Is the changing face of Braddon changing again?
A plaintive piece of graffiti next to the site of the demolished Lonsdale Traders building - Bye Bye Braddon - suggests to passersby some aren't pleased with the latest evolution of the inner-north suburb.
Is the former car yard strip turned hipster/gourmand enclave becoming something else again? Perhaps something a little more corporate and money-ed; less bespoke, more prefab as large new developments replace grungier sites? As higher rents perhaps make it more difficult for the edgier, the creative to survive?
But maybe we're thinking too deeply about it. The developer behind much of the rise and change of Braddon, Nik Bulum, says the 'Bye Bye Braddon' graffiti was just a farewell message from departing mechanics when they closed shop.
"I should've just painted over it," Mr Bulum said with laugh.
Braddon-based media producer Damien Maher says the pace of change is a topic of discussion but is convinced the community vibe and organic feel will survive.

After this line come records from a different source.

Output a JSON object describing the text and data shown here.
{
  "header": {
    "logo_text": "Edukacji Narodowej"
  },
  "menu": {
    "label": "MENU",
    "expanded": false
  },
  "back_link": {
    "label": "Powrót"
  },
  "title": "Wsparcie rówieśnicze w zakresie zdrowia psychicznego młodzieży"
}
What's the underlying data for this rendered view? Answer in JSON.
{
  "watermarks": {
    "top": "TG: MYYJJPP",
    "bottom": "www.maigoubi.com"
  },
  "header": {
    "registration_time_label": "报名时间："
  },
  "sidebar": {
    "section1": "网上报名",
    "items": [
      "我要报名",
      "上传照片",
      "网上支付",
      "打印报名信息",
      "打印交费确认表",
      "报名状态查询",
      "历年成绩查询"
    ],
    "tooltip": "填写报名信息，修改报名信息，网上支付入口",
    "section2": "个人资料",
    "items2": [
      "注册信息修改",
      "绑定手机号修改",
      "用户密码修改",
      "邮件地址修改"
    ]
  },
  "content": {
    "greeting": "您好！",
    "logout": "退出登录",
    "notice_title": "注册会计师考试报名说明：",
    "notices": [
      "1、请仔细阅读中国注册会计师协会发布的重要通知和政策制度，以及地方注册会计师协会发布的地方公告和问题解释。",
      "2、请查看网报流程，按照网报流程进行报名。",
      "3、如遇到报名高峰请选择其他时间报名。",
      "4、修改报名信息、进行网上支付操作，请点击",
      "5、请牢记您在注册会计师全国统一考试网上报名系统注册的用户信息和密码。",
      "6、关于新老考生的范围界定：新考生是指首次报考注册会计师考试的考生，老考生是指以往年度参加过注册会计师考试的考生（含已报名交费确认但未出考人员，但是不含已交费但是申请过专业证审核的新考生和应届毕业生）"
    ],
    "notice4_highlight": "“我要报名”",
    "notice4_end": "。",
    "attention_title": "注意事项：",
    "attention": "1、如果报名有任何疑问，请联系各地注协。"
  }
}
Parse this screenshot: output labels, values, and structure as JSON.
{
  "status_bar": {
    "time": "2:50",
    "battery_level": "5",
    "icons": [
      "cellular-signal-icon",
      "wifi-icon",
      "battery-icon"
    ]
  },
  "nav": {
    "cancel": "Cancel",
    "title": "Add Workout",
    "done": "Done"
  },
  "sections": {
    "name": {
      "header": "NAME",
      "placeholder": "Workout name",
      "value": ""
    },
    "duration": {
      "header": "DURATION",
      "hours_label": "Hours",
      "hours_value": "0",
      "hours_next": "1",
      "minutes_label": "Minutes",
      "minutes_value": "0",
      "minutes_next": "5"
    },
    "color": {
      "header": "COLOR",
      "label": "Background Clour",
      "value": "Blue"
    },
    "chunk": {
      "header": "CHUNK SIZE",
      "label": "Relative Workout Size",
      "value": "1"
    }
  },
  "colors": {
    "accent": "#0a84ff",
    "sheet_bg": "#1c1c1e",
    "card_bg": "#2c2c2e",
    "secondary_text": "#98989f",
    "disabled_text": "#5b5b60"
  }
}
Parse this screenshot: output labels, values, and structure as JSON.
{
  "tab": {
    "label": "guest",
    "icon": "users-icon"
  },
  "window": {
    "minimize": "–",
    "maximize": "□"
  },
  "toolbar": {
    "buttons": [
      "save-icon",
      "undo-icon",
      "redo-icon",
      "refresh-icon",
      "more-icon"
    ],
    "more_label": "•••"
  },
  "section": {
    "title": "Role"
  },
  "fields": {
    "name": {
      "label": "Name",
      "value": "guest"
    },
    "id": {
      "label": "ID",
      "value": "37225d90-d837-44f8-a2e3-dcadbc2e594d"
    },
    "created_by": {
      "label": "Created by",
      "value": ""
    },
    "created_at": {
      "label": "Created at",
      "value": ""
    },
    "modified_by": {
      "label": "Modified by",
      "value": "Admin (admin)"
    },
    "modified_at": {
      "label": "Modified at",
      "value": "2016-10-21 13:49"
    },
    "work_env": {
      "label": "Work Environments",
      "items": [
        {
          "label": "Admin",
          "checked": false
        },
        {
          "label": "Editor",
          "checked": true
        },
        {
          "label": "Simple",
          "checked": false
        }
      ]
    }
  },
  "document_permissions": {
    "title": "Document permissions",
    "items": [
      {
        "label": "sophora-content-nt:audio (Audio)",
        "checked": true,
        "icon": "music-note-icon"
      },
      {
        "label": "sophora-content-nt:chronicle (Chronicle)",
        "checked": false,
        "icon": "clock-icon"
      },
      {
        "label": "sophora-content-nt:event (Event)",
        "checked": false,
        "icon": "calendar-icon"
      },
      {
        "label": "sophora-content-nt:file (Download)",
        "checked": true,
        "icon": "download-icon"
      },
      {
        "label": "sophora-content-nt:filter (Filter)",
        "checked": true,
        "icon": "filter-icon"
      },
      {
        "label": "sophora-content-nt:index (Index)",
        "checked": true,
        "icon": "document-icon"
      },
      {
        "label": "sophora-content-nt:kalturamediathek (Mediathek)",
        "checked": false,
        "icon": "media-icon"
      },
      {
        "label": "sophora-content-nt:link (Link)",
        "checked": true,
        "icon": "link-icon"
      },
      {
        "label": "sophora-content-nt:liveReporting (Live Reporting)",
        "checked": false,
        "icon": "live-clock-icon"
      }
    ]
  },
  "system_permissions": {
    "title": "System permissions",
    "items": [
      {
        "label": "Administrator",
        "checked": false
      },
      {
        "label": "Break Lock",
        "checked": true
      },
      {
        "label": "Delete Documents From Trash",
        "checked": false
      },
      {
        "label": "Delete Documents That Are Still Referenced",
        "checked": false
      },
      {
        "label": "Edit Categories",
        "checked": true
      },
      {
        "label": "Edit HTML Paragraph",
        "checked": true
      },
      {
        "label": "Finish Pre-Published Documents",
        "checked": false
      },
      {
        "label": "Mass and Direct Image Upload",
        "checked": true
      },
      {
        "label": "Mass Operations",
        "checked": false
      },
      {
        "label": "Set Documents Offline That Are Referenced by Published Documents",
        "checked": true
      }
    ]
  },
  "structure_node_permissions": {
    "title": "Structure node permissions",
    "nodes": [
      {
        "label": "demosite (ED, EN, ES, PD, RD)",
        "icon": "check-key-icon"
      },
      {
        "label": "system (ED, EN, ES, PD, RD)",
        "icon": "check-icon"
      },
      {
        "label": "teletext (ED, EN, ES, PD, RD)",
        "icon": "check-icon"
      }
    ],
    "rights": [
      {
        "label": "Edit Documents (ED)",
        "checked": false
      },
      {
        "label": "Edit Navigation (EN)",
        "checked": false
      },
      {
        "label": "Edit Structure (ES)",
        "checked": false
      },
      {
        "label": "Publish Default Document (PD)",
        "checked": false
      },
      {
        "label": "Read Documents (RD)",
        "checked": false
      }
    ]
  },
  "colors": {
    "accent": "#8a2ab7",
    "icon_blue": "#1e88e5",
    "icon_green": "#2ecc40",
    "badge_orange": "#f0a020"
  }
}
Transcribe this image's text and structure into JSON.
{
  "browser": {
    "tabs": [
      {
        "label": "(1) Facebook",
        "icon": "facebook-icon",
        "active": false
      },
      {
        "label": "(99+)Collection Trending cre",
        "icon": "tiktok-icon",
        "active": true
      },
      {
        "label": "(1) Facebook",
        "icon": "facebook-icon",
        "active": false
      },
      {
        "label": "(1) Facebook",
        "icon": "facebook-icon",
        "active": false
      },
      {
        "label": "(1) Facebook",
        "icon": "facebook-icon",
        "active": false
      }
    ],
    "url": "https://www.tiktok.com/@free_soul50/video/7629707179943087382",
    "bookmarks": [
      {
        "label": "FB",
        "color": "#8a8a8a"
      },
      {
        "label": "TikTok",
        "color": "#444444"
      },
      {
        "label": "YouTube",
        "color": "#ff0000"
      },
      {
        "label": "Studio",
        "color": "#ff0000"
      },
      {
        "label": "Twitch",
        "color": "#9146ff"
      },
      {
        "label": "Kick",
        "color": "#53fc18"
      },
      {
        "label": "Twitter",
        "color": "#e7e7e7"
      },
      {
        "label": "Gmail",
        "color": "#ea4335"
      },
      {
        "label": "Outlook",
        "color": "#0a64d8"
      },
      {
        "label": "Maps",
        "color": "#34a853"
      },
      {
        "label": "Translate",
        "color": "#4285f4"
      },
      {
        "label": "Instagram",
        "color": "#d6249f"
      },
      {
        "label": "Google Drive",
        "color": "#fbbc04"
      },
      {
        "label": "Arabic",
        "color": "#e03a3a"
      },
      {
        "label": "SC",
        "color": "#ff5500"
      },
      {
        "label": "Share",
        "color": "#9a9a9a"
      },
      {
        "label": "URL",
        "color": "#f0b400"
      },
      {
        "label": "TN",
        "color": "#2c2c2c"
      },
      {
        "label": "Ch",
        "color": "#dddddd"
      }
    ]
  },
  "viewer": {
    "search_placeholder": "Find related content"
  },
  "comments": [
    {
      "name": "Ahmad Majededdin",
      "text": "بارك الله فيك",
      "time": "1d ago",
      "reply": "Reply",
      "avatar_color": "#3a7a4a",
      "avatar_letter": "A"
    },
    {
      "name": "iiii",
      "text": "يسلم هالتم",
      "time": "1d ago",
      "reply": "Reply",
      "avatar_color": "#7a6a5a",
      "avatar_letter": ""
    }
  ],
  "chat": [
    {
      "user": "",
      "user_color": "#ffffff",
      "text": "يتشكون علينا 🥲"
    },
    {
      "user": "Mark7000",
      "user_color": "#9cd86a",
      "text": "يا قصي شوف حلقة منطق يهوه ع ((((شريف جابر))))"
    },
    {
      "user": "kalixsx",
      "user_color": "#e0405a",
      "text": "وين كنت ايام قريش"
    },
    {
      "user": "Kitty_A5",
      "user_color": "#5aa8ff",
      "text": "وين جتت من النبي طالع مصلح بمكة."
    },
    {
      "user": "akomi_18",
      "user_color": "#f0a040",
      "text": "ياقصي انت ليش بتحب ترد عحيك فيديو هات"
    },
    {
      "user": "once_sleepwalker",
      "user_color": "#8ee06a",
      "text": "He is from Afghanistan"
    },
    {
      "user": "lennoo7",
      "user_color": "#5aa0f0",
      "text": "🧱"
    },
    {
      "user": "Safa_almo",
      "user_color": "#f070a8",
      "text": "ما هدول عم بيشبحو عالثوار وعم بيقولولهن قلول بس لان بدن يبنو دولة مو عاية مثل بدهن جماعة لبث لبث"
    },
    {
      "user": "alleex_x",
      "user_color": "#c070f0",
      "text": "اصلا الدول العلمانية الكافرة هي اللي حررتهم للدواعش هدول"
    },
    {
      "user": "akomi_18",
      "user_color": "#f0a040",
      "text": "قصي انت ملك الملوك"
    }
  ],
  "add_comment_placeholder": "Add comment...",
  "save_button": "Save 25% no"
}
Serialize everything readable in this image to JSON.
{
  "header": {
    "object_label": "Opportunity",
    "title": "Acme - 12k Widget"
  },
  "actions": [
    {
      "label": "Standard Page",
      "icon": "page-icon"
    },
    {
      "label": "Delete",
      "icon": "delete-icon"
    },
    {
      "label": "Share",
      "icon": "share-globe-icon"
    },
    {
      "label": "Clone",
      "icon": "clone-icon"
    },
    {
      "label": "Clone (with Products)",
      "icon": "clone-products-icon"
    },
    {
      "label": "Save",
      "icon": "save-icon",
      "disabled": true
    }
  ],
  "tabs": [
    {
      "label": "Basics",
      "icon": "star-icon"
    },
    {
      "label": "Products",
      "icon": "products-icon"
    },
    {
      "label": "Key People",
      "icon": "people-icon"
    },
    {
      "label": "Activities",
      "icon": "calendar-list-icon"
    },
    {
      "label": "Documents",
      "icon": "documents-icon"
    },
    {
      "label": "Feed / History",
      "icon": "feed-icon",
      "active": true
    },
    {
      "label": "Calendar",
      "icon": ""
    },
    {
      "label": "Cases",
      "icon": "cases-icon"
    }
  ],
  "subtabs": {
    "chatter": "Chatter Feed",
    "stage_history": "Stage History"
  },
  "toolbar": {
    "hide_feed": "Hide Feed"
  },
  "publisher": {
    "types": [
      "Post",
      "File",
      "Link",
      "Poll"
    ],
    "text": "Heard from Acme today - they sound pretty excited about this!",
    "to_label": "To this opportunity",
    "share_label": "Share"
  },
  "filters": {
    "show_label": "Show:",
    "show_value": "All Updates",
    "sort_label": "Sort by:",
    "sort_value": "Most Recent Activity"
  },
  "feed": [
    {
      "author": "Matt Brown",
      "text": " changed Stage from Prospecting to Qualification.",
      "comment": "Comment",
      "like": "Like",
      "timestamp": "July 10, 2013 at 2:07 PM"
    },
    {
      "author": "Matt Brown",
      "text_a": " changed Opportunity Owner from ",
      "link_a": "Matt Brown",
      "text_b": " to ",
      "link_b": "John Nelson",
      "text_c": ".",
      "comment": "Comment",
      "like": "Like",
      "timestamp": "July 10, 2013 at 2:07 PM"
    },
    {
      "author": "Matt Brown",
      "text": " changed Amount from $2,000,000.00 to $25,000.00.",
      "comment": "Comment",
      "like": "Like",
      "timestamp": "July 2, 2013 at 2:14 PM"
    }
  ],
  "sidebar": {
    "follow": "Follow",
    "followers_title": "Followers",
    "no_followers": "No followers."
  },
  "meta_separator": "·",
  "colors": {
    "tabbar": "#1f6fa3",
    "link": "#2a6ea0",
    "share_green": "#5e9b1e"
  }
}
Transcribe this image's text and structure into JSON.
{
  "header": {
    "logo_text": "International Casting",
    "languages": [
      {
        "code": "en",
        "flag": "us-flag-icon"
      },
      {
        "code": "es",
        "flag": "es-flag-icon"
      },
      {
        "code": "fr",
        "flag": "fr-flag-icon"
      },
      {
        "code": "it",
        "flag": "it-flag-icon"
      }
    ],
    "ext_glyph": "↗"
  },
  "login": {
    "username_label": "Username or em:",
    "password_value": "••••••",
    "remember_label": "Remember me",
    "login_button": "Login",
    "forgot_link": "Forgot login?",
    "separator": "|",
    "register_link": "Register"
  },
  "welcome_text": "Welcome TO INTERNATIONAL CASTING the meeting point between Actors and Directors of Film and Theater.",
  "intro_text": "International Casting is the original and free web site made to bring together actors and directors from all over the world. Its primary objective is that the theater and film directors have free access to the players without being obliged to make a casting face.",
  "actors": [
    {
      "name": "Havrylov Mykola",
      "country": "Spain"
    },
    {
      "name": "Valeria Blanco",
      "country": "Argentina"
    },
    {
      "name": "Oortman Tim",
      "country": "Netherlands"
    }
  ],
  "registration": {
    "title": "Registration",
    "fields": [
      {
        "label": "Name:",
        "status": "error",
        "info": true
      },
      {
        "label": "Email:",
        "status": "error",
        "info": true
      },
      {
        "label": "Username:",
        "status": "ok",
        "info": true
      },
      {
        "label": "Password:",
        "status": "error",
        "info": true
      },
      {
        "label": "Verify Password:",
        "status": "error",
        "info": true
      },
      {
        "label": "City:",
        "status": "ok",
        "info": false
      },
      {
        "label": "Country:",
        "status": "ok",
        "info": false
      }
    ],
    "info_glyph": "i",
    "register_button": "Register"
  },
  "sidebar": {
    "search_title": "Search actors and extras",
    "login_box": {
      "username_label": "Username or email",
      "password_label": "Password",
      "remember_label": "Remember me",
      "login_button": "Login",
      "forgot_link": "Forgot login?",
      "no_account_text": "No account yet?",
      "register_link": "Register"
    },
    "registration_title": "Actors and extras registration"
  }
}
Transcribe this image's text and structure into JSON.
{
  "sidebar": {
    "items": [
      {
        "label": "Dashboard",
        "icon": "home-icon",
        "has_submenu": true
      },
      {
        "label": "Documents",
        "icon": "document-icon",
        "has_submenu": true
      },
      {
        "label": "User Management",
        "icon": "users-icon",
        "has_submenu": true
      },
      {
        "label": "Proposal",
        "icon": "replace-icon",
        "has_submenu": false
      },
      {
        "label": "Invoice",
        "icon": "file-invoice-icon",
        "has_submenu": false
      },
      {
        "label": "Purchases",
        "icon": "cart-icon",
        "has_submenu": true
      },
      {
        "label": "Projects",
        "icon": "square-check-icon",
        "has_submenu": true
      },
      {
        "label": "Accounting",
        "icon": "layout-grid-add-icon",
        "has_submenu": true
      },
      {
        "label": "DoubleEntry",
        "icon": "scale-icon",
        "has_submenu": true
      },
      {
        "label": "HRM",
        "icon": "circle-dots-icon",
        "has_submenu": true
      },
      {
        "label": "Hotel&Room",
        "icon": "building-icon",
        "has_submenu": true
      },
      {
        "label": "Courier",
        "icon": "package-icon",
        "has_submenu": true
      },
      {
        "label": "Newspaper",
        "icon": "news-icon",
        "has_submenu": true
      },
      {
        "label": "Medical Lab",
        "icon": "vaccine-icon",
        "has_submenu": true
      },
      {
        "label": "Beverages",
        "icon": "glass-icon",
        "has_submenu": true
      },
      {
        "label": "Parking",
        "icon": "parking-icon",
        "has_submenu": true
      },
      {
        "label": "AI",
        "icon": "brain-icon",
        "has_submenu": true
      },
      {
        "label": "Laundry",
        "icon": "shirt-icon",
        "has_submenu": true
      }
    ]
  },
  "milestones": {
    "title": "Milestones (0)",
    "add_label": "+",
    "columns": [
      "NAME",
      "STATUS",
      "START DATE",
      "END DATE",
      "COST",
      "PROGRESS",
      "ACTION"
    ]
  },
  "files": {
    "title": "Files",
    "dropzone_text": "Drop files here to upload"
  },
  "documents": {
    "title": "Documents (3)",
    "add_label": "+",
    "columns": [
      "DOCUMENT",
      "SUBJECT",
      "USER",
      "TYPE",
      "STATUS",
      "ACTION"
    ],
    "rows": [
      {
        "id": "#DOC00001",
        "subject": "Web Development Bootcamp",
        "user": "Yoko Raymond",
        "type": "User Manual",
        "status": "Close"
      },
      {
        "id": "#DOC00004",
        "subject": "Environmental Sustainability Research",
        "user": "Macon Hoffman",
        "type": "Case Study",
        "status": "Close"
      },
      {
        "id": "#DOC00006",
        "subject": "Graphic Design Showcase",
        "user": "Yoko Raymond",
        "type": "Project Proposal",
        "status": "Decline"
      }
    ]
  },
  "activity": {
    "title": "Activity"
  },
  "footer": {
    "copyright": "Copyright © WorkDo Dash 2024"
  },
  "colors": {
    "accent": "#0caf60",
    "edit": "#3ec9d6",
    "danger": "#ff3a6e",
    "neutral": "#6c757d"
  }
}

"Everyone hated that they tore down Traders because they liked that old warehouse-y feel," he said. "But my personal belief is that I think it's good that it's developing and changing for the better. And I think there's the right amount of people to keep this on the right track."
And now, everyone, will get chance to have their say.
Mr Maher's company Newcast is producing a web series on Braddon called The Lonsdale Street Project to be launched on Youtube in the next month.
It will celebrate the people of Braddon, similar to Humans of New York, tackling both the serious and light-hearted; the homeless person to the developer.
"I think that kind of melting pot is what makes Braddon work," he said.
A Facebook page and teaser for The Lonsdale Street Project were launched this week, with debate about New versus Old Braddon already on the agenda.
Among those contributing to the debate was Mr Bulum, whose family company has on one hand created the grungier success stories such as the Lonsdale Traders and The Hamlet food van site, while also overseeing the rise of large mixed-use developments along the street.
Developments Palko and NiBu will rise on the site of the old Lonsdale Traders, featuring apartments, a boutique hotel, laneways and a gallery. Mr Bulum maintains "Lonsdale Street Traders hasn't died; it's across the road, just reinvented", referring to the fact some of its pop-up tenants have moved into the new Ori building.
Mr Bulum said there was little to love about most of the older buildings in Braddon ("There are heritage-listed buidings and they will stay but most are really bad, mid-80s, mall-type buildings - is that what people want?").
It was the "people and the passion" that had recreated Braddon, he said. "Those buildings were in Braddon for years and no one went there," Mr Bulum said. "It's the independent businesses opening up that have brought people here."
He also disputed rents were getting out of hand in Braddon, saying there were $350 to $650 per square metre per annum which he maintained was cheaper than the Kingston foreshore.
And Lonsdale Street continues to attract new business, despite talk that rents are on the rise.
Trevor and Che McGee opened their children's store, Tip You're In, next to The Hamlet food van outlets just two weeks ago, convinced it was the place to be.
"I haven't heard anybody say anything bad about Lonsdale Street, I think they all love what's happening here," Mr McGee said.
"It's a really, cool vibrant street which is also transforming Canberra to an extent. All that talk about Canberra being the centre of cool, I don't think there is a cooler strip than Lonsdale, to be honest."
The McGees have taken a two-year sub-lease from a previous tenant which occupied one of the older buildings on the strip.
"It's not cheap but it's not horrendously expensive," Mr McGee said, of the rent. "I've heard some numbers being thrown around in the new buildings of upwards $800 a square metre over the course of a year, which would be very hard for us to deal with."
The McGees will have an option to extend for a further three years at the end of their lease.
"I think we're a little bit fortunate we're in one of the older buildings," he said. "I guess as the new buildings are developed and everything is brand, spanking new, the developers obviously have to get their return on that, and that's where the higher rents are coming in.
"That would be my concern - after two years, after we get established - what would happen with the rents because you can get priced out of the market. You have to sell a lot of product to pay your rent, let alone yourself and everything else you have to pay."
Meanwhile, Mr Maher, who grew up in Kambah and went on to be a television producer in New York, only to return to Canberra to raise a family, says Braddon reminds him of the edgier, village feel of the Lower East Side of New York.
He is convinced Braddon is enjoying its "halcyon days" but maintains it hasn't peaked. And now is the right time to document it.
"It's like a teenager, it's found out it can do all this cool stuff, and filled its boots and I think it's a good thing to capture that," he said.